> _Action item_:
Below are records; copy every line in them that holds the word "처리결과".

> _Data supplied_:

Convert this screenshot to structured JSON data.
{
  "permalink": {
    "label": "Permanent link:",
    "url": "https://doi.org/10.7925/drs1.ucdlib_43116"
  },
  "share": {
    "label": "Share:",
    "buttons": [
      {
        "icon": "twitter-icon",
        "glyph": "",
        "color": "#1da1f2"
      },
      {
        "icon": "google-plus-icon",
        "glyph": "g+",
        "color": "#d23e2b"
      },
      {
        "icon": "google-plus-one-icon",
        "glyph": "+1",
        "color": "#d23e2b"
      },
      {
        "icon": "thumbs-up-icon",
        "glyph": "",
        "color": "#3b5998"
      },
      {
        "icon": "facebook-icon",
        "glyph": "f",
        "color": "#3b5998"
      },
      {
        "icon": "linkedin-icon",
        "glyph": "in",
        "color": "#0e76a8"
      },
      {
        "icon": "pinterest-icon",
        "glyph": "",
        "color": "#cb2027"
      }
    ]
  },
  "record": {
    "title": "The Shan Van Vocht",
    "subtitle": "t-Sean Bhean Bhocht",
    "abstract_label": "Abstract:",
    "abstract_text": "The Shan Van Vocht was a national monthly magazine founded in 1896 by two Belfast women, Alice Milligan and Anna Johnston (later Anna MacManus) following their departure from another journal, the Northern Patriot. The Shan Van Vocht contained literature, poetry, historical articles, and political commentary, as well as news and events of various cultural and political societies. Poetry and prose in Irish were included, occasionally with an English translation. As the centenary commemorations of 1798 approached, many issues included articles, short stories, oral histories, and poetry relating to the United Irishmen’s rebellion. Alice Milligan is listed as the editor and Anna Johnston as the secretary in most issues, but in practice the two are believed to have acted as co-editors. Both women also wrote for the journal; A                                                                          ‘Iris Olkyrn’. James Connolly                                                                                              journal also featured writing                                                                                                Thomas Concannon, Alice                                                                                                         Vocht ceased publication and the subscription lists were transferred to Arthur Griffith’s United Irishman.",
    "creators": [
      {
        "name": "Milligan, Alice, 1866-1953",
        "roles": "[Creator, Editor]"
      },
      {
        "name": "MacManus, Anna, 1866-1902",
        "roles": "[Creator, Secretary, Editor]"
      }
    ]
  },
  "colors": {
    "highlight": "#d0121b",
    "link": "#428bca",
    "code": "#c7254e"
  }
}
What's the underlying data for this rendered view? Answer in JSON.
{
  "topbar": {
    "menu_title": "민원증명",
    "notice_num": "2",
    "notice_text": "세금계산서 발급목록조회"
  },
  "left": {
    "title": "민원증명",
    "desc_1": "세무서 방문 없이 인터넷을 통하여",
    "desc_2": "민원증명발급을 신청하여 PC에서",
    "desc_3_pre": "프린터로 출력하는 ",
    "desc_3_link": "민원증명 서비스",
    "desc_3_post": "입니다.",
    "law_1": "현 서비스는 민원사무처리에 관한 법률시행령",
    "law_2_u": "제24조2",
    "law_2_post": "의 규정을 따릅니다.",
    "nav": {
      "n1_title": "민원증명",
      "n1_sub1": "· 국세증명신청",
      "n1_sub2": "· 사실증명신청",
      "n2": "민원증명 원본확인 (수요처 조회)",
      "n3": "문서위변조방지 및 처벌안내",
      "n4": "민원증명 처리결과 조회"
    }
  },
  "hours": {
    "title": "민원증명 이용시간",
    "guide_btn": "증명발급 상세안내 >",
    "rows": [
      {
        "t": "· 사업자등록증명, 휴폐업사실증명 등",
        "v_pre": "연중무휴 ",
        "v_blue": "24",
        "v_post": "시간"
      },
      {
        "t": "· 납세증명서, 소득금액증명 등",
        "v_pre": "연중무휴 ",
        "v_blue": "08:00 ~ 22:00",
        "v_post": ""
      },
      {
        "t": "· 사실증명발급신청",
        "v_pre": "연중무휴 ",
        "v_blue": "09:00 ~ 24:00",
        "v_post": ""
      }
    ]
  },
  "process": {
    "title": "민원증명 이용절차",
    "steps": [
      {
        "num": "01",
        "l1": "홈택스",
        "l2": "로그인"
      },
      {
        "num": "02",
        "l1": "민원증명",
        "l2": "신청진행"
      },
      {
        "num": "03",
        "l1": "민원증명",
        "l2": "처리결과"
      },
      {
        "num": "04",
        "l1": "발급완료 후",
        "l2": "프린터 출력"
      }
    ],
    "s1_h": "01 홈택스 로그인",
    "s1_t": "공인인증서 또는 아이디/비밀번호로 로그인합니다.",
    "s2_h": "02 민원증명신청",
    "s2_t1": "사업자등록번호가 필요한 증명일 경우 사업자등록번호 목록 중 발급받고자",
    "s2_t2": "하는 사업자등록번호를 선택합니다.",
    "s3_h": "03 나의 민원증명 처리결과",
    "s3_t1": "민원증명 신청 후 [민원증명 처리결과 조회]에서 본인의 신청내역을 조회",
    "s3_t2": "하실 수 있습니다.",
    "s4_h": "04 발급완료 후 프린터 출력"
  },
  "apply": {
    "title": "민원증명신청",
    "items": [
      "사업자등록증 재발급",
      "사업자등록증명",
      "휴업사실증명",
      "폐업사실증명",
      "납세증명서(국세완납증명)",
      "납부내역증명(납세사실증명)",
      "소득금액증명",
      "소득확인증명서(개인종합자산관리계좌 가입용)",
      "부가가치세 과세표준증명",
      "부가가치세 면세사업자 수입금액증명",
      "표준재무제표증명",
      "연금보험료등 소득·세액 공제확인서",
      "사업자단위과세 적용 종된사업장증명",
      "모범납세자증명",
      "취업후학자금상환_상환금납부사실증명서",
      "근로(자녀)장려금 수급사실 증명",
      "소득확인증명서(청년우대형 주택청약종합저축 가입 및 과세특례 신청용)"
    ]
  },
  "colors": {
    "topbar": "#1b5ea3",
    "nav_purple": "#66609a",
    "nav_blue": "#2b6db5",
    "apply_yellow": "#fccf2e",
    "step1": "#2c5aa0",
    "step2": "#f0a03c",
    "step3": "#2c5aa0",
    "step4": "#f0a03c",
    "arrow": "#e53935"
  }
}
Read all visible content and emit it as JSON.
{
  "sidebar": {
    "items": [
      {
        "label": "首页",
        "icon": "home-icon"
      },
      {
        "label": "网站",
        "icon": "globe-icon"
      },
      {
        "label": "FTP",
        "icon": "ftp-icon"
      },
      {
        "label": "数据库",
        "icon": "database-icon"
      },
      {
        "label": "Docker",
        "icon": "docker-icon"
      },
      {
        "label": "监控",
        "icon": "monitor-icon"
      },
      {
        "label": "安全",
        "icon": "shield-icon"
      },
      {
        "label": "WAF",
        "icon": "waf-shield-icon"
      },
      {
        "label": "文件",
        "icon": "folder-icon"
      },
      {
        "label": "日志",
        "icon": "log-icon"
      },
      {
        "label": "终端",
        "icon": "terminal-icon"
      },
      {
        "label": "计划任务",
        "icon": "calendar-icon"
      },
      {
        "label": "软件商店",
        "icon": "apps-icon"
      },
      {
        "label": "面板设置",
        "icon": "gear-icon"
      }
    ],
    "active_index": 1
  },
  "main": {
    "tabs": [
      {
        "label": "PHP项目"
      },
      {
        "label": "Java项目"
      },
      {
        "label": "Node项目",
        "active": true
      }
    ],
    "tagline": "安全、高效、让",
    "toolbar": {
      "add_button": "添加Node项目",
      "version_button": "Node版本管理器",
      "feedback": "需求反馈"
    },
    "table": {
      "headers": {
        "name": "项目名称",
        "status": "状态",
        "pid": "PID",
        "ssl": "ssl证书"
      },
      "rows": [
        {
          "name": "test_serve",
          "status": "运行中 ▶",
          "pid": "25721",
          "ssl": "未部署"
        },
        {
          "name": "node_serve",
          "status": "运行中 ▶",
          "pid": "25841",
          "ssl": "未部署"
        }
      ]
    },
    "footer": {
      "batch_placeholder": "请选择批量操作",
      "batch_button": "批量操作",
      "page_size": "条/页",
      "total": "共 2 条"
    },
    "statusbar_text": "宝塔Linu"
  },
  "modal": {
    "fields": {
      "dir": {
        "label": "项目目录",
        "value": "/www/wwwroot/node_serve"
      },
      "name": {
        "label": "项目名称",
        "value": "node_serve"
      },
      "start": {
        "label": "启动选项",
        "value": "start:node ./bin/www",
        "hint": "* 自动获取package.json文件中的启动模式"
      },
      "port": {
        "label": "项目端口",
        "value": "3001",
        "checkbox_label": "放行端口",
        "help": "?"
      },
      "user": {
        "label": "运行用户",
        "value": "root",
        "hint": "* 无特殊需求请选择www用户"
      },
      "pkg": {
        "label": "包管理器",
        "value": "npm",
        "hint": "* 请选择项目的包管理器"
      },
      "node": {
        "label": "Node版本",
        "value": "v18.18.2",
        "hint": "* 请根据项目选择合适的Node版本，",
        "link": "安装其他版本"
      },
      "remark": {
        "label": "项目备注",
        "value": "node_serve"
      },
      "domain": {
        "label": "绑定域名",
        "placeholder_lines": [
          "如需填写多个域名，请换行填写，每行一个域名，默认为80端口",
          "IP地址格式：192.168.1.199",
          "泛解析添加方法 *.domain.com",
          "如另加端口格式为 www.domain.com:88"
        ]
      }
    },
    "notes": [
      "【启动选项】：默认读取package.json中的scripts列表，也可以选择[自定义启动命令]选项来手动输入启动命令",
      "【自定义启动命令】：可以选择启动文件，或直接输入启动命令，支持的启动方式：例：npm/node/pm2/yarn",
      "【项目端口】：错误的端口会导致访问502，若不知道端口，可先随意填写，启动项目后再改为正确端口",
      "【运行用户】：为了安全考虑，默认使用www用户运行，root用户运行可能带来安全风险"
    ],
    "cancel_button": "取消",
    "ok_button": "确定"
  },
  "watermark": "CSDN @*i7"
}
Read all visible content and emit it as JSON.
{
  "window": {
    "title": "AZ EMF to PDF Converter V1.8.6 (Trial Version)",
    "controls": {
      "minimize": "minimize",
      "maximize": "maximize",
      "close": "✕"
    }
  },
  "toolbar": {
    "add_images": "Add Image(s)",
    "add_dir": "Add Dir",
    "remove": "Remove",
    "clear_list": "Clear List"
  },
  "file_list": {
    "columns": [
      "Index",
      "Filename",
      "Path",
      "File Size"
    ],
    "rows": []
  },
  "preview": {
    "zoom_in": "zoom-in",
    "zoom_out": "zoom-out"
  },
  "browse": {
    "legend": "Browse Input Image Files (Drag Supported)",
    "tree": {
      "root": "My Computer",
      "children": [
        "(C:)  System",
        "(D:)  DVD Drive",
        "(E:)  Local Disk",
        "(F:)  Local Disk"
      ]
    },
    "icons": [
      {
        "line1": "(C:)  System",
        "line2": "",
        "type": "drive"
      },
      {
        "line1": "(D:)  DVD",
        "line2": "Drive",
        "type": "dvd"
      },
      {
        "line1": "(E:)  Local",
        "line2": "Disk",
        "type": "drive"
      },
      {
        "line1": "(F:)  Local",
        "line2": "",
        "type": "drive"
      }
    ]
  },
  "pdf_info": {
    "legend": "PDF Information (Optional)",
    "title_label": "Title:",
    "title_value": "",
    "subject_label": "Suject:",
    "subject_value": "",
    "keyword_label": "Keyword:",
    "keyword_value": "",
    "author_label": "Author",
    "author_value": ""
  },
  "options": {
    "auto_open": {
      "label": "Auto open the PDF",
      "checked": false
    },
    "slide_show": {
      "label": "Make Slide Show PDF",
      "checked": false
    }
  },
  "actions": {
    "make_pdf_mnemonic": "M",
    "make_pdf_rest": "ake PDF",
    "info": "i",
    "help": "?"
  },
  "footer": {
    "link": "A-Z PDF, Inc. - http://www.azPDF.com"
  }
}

> _Answer below_:
      "n4": "민원증명 처리결과 조회"
        "l2": "처리결과"
    "s3_h": "03 나의 민원증명 처리결과",
    "s3_t1": "민원증명 신청 후 [민원증명 처리결과 조회]에서 본인의 신청내역을 조회",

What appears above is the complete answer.